It comes as the RSCPA says a “high number” of sick and dying birds are being reported across the UK.
2Members of the public have been warned of possible bird flu cases in RochdaleCredit: Steve Allen2Several dead geese have been found in Queen’s ParkCredit: Steve AllenIn Rochdale, Greater Manchester, people who use Queen’s Park have been told to stay away from ill and dead birds after several dead geese were spotted.
Dog walkers have also been urged to keep their pets away from the featured critters in the area.
According to Rochdale Council, no cases of avian flu have been identified in Queens’s Park yet but the issue is being investigated, reports Manchester Evening News.
But in Alexandra Park in Oldham, also in Greater Manchester, a bird flu outbreak has been confirmed after several dead birds were found – forcing the closure of its boating lake.
The RSCPA says officers have visited Queen’s Park to deal “with the sad situation”.

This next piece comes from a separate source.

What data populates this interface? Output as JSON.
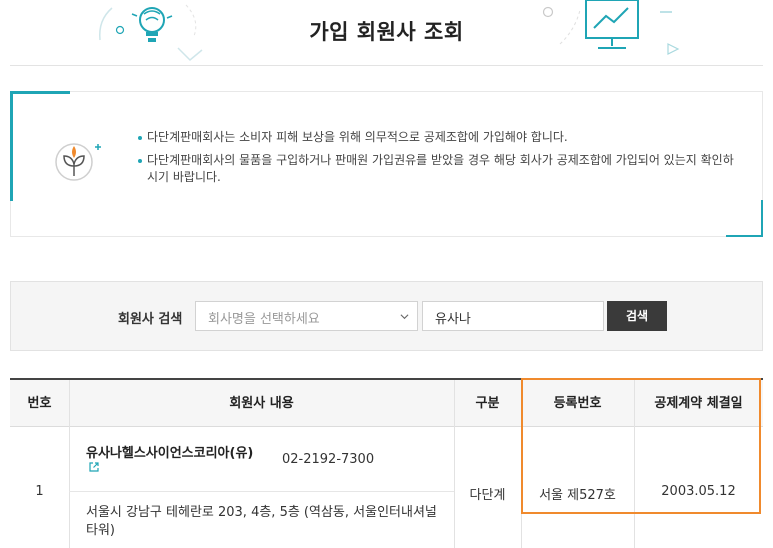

A spokesman for the charity said: “Unfortunately high numbers of sick and dying birds are being reported across the UK due to the ongoing and severe UK-wide avian flu outbreak, which is continuing to spread through bird populations.
“It’s been devastating for the RSPCA – and wildlife lovers across the country – to see birds perish from this awful disease.

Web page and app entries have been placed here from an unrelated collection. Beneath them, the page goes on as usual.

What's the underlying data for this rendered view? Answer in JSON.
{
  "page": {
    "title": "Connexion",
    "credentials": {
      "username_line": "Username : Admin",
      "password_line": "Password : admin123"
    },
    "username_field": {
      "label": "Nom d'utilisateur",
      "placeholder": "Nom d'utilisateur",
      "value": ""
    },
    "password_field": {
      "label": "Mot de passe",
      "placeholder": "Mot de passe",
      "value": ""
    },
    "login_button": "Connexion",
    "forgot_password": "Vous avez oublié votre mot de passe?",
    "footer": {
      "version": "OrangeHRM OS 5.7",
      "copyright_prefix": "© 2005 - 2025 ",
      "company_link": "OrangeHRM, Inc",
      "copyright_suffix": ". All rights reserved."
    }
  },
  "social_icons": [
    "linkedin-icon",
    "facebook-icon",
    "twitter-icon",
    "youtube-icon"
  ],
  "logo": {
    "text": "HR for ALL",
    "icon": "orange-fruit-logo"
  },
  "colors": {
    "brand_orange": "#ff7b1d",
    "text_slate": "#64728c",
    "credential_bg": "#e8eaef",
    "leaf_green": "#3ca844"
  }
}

“Avian flu can be carried by all bird species, but seabirds, waterfowl and birds of prey are the most common species reported.

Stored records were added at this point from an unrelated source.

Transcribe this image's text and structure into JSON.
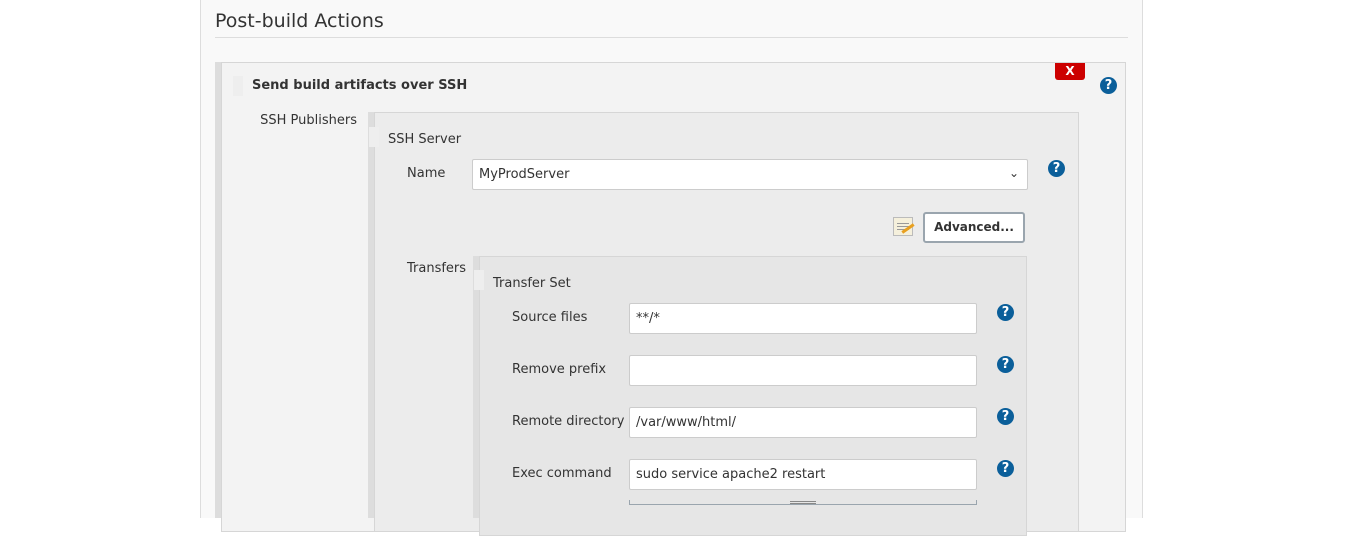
{
  "section_title": "Post-build Actions",
  "step": {
    "title": "Send build artifacts over SSH",
    "delete_label": "X",
    "publishers_label": "SSH Publishers"
  },
  "server": {
    "title": "SSH Server",
    "name_label": "Name",
    "name_value": "MyProdServer",
    "advanced_label": "Advanced...",
    "transfers_label": "Transfers"
  },
  "transfer": {
    "title": "Transfer Set",
    "fields": [
      {
        "label": "Source files",
        "value": "**/*"
      },
      {
        "label": "Remove prefix",
        "value": ""
      },
      {
        "label": "Remote directory",
        "value": "/var/www/html/"
      },
      {
        "label": "Exec command",
        "value": "sudo service apache2 restart"
      }
    ]
  },
  "help_glyph": "?"
}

“This is a highly contagious disease within birds and it’s important to take all precautions to stop its spread.
“The UK Government continues to advise not to touch or pick up any dead or visibly sick birds that you find.
“If you have already touched the bird, please wash your hands immediately, along with any surfaces you may have made contact with.
“For more information, please check our online advice about what to do if you find a sick or injured bird. If you do call us for help, please bear with us, as our rescue teams are under a lot of pressure.”
It comes after experts told The Sun bird flu could spill over to humans and new vaccines should be developed.
Concerns the virus could have a potentially devastating impact were raised after its spread to otters and foxes in Britain was revealed last week.
The animals are believed to have eaten dead wild birds that were infected with the virus, which is currently at record levels in the UK.
Story Credit: thesun.co.uk